EXERCISE: Repeat each entry below without omitting a single word.

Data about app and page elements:
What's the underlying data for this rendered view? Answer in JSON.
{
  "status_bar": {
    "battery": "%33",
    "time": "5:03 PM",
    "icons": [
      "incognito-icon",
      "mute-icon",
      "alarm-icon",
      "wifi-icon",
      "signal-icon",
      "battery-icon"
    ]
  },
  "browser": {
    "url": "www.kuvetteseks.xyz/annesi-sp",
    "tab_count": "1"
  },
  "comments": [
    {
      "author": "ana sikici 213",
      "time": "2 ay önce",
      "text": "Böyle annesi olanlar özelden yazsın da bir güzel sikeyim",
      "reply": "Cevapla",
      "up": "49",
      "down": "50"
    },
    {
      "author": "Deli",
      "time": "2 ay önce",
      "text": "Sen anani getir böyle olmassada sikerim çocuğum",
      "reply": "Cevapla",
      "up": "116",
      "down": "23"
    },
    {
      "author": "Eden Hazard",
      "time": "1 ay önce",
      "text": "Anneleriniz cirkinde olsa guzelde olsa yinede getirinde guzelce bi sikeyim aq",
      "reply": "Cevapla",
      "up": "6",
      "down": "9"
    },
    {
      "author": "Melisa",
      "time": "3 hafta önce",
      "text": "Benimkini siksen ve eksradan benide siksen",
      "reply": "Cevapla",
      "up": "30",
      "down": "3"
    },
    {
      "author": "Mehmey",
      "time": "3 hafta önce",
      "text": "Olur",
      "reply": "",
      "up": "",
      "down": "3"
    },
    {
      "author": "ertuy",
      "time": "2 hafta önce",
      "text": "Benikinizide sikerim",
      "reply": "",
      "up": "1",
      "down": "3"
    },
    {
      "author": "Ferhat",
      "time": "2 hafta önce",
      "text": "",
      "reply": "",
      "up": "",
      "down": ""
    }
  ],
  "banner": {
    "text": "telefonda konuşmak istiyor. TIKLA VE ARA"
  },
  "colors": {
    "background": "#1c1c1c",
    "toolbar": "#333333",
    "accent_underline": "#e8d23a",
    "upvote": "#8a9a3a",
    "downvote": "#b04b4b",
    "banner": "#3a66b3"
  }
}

RESPONSE AREA:
What's the underlying data for this rendered view? Answer in JSON.
{
  "status_bar": {
    "battery": "%33",
    "time": "5:03 PM",
    "icons": [
      "incognito-icon",
      "mute-icon",
      "alarm-icon",
      "wifi-icon",
      "signal-icon",
      "battery-icon"
    ]
  },
  "browser": {
    "url": "www.kuvetteseks.xyz/annesi-sp",
    "tab_count": "1"
  },
  "comments": [
    {
      "author": "ana sikici 213",
      "time": "2 ay önce",
      "text": "Böyle annesi olanlar özelden yazsın da bir güzel sikeyim",
      "reply": "Cevapla",
      "up": "49",
      "down": "50"
    },
    {
      "author": "Deli",
      "time": "2 ay önce",
      "text": "Sen anani getir böyle olmassada sikerim çocuğum",
      "reply": "Cevapla",
      "up": "116",
      "down": "23"
    },
    {
      "author": "Eden Hazard",
      "time": "1 ay önce",
      "text": "Anneleriniz cirkinde olsa guzelde olsa yinede getirinde guzelce bi sikeyim aq",
      "reply": "Cevapla",
      "up": "6",
      "down": "9"
    },
    {
      "author": "Melisa",
      "time": "3 hafta önce",
      "text": "Benimkini siksen ve eksradan benide siksen",
      "reply": "Cevapla",
      "up": "30",
      "down": "3"
    },
    {
      "author": "Mehmey",
      "time": "3 hafta önce",
      "text": "Olur",
      "reply": "",
      "up": "",
      "down": "3"
    },
    {
      "author": "ertuy",
      "time": "2 hafta önce",
      "text": "Benikinizide sikerim",
      "reply": "",
      "up": "1",
      "down": "3"
    },
    {
      "author": "Ferhat",
      "time": "2 hafta önce",
      "text": "",
      "reply": "",
      "up": "",
      "down": ""
    }
  ],
  "banner": {
    "text": "telefonda konuşmak istiyor. TIKLA VE ARA"
  },
  "colors": {
    "background": "#1c1c1c",
    "toolbar": "#333333",
    "accent_underline": "#e8d23a",
    "upvote": "#8a9a3a",
    "downvote": "#b04b4b",
    "banner": "#3a66b3"
  }
}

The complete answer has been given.